(Aim of the task): Word for word, repeat each record that follows.

*** Extracted information

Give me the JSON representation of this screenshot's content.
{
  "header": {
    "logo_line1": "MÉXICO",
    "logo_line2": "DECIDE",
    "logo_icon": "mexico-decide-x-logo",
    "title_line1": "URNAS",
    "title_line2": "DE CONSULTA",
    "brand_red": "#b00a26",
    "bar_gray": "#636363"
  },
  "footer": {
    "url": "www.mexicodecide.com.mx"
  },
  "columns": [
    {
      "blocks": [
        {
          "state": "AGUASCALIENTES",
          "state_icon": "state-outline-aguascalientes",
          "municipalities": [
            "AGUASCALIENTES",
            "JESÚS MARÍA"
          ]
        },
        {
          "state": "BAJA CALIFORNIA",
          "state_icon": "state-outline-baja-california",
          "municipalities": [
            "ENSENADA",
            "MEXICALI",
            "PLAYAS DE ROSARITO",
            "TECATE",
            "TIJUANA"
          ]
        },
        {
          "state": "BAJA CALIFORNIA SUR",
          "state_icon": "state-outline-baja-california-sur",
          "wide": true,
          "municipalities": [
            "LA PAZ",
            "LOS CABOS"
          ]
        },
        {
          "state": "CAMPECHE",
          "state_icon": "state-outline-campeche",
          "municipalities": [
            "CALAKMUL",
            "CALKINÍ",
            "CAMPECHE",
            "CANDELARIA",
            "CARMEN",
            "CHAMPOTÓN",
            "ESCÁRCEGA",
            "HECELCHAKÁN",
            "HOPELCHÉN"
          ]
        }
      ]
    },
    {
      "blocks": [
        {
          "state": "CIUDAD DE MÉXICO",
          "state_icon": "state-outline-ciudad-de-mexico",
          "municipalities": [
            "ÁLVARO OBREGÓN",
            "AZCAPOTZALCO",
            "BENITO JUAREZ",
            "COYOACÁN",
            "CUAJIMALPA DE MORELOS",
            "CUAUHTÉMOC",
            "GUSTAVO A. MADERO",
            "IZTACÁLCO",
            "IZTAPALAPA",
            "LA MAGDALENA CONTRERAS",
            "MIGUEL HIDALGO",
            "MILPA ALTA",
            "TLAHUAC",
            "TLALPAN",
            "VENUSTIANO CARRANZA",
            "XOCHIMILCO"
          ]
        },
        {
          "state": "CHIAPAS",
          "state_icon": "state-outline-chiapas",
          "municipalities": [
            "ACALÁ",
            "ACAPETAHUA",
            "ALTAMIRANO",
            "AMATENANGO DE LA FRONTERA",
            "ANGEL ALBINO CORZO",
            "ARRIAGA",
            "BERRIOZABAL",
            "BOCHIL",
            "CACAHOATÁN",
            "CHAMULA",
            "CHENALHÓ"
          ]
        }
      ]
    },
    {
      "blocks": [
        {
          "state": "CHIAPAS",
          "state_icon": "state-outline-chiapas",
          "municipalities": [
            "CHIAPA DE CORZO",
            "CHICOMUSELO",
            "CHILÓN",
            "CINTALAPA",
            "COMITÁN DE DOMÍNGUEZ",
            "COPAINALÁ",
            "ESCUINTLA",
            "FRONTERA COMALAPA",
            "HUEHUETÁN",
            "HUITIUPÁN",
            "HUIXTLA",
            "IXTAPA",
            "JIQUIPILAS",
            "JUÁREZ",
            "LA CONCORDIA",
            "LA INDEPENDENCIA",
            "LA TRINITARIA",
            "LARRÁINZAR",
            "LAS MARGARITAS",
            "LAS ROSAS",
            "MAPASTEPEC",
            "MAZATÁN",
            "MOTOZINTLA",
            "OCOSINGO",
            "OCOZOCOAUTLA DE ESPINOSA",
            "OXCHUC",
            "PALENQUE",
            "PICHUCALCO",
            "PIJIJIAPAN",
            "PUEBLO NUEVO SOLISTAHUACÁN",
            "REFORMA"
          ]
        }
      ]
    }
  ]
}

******

(Answer below):
Give me the JSON representation of this screenshot's content.
{
  "header": {
    "logo_line1": "MÉXICO",
    "logo_line2": "DECIDE",
    "logo_icon": "mexico-decide-x-logo",
    "title_line1": "URNAS",
    "title_line2": "DE CONSULTA",
    "brand_red": "#b00a26",
    "bar_gray": "#636363"
  },
  "footer": {
    "url": "www.mexicodecide.com.mx"
  },
  "columns": [
    {
      "blocks": [
        {
          "state": "AGUASCALIENTES",
          "state_icon": "state-outline-aguascalientes",
          "municipalities": [
            "AGUASCALIENTES",
            "JESÚS MARÍA"
          ]
        },
        {
          "state": "BAJA CALIFORNIA",
          "state_icon": "state-outline-baja-california",
          "municipalities": [
            "ENSENADA",
            "MEXICALI",
            "PLAYAS DE ROSARITO",
            "TECATE",
            "TIJUANA"
          ]
        },
        {
          "state": "BAJA CALIFORNIA SUR",
          "state_icon": "state-outline-baja-california-sur",
          "wide": true,
          "municipalities": [
            "LA PAZ",
            "LOS CABOS"
          ]
        },
        {
          "state": "CAMPECHE",
          "state_icon": "state-outline-campeche",
          "municipalities": [
            "CALAKMUL",
            "CALKINÍ",
            "CAMPECHE",
            "CANDELARIA",
            "CARMEN",
            "CHAMPOTÓN",
            "ESCÁRCEGA",
            "HECELCHAKÁN",
            "HOPELCHÉN"
          ]
        }
      ]
    },
    {
      "blocks": [
        {
          "state": "CIUDAD DE MÉXICO",
          "state_icon": "state-outline-ciudad-de-mexico",
          "municipalities": [
            "ÁLVARO OBREGÓN",
            "AZCAPOTZALCO",
            "BENITO JUAREZ",
            "COYOACÁN",
            "CUAJIMALPA DE MORELOS",
            "CUAUHTÉMOC",
            "GUSTAVO A. MADERO",
            "IZTACÁLCO",
            "IZTAPALAPA",
            "LA MAGDALENA CONTRERAS",
            "MIGUEL HIDALGO",
            "MILPA ALTA",
            "TLAHUAC",
            "TLALPAN",
            "VENUSTIANO CARRANZA",
            "XOCHIMILCO"
          ]
        },
        {
          "state": "CHIAPAS",
          "state_icon": "state-outline-chiapas",
          "municipalities": [
            "ACALÁ",
            "ACAPETAHUA",
            "ALTAMIRANO",
            "AMATENANGO DE LA FRONTERA",
            "ANGEL ALBINO CORZO",
            "ARRIAGA",
            "BERRIOZABAL",
            "BOCHIL",
            "CACAHOATÁN",
            "CHAMULA",
            "CHENALHÓ"
          ]
        }
      ]
    },
    {
      "blocks": [
        {
          "state": "CHIAPAS",
          "state_icon": "state-outline-chiapas",
          "municipalities": [
            "CHIAPA DE CORZO",
            "CHICOMUSELO",
            "CHILÓN",
            "CINTALAPA",
            "COMITÁN DE DOMÍNGUEZ",
            "COPAINALÁ",
            "ESCUINTLA",
            "FRONTERA COMALAPA",
            "HUEHUETÁN",
            "HUITIUPÁN",
            "HUIXTLA",
            "IXTAPA",
            "JIQUIPILAS",
            "JUÁREZ",
            "LA CONCORDIA",
            "LA INDEPENDENCIA",
            "LA TRINITARIA",
            "LARRÁINZAR",
            "LAS MARGARITAS",
            "LAS ROSAS",
            "MAPASTEPEC",
            "MAZATÁN",
            "MOTOZINTLA",
            "OCOSINGO",
            "OCOZOCOAUTLA DE ESPINOSA",
            "OXCHUC",
            "PALENQUE",
            "PICHUCALCO",
            "PIJIJIAPAN",
            "PUEBLO NUEVO SOLISTAHUACÁN",
            "REFORMA"
          ]
        }
      ]
    }
  ]
}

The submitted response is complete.